We want to set these attributes as facets in order to index, slice and dice the logs. Let’s start with the “action” attribute, since this is a useful log facet that tells us what action a user performed. Mouse over the left area of each attribute, then look out for a small settings icon (symbol of a gear). Click on it to pop open a menu.

Mouse over, and click… Side note here, Pomplamoose covers are awesome and you should check them out on Youtube.

Select “Create facet for @action” from the menu…

Create a new facet

… Which will pop-up a confirmation dialog. No changes needed here, just click on the “Add” button. Repeat the steps to add facets with the “computer_name”, “connection_type”, “host”, “source_ip”, and “user” attributes.

Hurry up and click “Add” already

Observe that once these attributes have been added as facets, they now appear on the facet selector/menu on the left. You can see a list of facet values for manipulating the log view now.

Options, options, and more options. Options are good.

For example, let’s use the “user” facet to select ONLY the “admin” user. This will show a list of all logs that are related to the “admin” user, and filter everything else out.

This “admin” guy looks suspicious, let’s see what he’s been up to.

Observe that the “user:admin” term is now added automatically to the search bar, and that the visible logs are only those which are caused by the “admin” user. In this case, it’s a list of files that is being accessed by the user.

Apparently “admin” enjoys a cover of a Jim Croce song. Great taste!

Having facets is also fantastic for running log analytics. Say for example, I wanted to understand what actions are frequently performed on the NAS by users. It’s easy to click on the “graph” icon on the “action” facet.

… and “ACTION!”

With that simple click, a visualization of all the actions performed on the NAS by the users within the selected timeframe is displayed. Here we can see that by far the most frequently performed operation by the NAS is the “Read” operation.

So the users seem to like reading files off the NAS. Color me surprised…
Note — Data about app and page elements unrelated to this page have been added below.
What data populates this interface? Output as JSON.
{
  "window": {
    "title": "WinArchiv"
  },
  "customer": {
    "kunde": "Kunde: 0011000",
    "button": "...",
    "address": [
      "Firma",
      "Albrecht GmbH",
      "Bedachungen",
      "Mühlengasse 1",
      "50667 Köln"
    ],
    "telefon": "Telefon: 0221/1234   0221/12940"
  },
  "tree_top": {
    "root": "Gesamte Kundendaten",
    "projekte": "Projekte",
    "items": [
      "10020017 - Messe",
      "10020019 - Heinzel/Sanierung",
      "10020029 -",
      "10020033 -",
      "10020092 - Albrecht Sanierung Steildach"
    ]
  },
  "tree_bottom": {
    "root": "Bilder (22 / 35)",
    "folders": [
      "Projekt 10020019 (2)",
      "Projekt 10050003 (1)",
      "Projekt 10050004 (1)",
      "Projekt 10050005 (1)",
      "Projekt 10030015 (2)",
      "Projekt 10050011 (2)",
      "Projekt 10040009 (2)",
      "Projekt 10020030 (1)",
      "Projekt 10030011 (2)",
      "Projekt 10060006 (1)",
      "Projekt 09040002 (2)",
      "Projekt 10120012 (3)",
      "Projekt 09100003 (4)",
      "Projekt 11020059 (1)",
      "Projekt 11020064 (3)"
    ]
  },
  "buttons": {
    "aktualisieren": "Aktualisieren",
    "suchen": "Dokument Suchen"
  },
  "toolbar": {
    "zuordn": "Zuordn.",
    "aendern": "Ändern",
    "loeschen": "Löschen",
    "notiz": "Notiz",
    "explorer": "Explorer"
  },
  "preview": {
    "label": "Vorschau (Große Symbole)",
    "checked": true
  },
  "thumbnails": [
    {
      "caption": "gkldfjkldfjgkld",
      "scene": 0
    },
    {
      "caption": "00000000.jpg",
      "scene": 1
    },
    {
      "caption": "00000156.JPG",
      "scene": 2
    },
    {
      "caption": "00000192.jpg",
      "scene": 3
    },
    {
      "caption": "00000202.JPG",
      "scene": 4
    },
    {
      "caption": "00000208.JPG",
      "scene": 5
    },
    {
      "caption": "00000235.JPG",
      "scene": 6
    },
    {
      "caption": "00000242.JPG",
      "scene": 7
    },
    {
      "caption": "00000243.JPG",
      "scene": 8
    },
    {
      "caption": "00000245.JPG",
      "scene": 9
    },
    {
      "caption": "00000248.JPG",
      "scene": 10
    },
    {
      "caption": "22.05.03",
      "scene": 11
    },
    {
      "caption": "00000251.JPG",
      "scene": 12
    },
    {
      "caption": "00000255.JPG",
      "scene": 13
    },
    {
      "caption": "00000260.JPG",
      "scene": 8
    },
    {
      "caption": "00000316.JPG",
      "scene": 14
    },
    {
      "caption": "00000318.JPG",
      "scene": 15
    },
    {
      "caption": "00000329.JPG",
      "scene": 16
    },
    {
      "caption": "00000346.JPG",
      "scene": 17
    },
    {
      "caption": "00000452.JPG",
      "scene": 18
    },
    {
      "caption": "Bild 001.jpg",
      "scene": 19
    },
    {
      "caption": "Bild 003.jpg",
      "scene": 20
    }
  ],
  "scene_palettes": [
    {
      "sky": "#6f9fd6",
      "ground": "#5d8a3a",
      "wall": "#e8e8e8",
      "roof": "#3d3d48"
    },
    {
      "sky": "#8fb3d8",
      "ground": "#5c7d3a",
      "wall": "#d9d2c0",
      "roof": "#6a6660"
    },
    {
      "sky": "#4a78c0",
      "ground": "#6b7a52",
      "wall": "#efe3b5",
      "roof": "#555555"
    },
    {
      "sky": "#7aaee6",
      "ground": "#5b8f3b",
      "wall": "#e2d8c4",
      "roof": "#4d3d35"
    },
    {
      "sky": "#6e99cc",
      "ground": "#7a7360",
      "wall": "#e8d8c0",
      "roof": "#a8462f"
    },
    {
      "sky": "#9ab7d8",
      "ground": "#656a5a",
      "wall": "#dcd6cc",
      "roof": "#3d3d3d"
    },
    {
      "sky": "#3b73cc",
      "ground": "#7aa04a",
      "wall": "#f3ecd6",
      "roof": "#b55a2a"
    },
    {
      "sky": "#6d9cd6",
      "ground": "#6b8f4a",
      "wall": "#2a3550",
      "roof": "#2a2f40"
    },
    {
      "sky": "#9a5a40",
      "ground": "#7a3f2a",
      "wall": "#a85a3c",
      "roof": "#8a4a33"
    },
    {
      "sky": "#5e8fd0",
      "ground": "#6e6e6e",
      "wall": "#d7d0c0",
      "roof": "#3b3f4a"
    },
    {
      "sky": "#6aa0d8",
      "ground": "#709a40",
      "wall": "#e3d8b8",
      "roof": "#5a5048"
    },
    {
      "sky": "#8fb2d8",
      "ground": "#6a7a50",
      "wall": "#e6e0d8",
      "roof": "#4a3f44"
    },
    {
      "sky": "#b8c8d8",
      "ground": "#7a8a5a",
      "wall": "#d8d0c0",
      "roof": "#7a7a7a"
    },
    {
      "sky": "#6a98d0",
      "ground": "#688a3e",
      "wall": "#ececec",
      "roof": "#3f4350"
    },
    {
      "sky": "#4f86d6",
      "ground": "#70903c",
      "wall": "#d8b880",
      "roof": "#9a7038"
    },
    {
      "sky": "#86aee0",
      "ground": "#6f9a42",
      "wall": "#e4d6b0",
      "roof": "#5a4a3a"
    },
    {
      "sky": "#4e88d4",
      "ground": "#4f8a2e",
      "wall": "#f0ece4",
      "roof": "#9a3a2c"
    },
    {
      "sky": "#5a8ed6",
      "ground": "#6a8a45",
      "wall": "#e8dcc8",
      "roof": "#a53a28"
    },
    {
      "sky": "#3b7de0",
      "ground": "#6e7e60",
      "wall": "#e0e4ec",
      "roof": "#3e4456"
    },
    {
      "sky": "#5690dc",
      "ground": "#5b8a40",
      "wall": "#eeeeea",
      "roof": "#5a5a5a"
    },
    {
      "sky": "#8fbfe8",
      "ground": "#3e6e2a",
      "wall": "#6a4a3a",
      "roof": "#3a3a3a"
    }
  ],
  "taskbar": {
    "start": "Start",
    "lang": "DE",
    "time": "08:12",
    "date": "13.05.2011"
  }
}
There’s a lot more that can be done now that we’re able to parse the QNAP NAS logs, like adding this to a dashboard of related applications or systems, or setting up monitoring and alerting against specific thresholds. It’s all up to your imagination!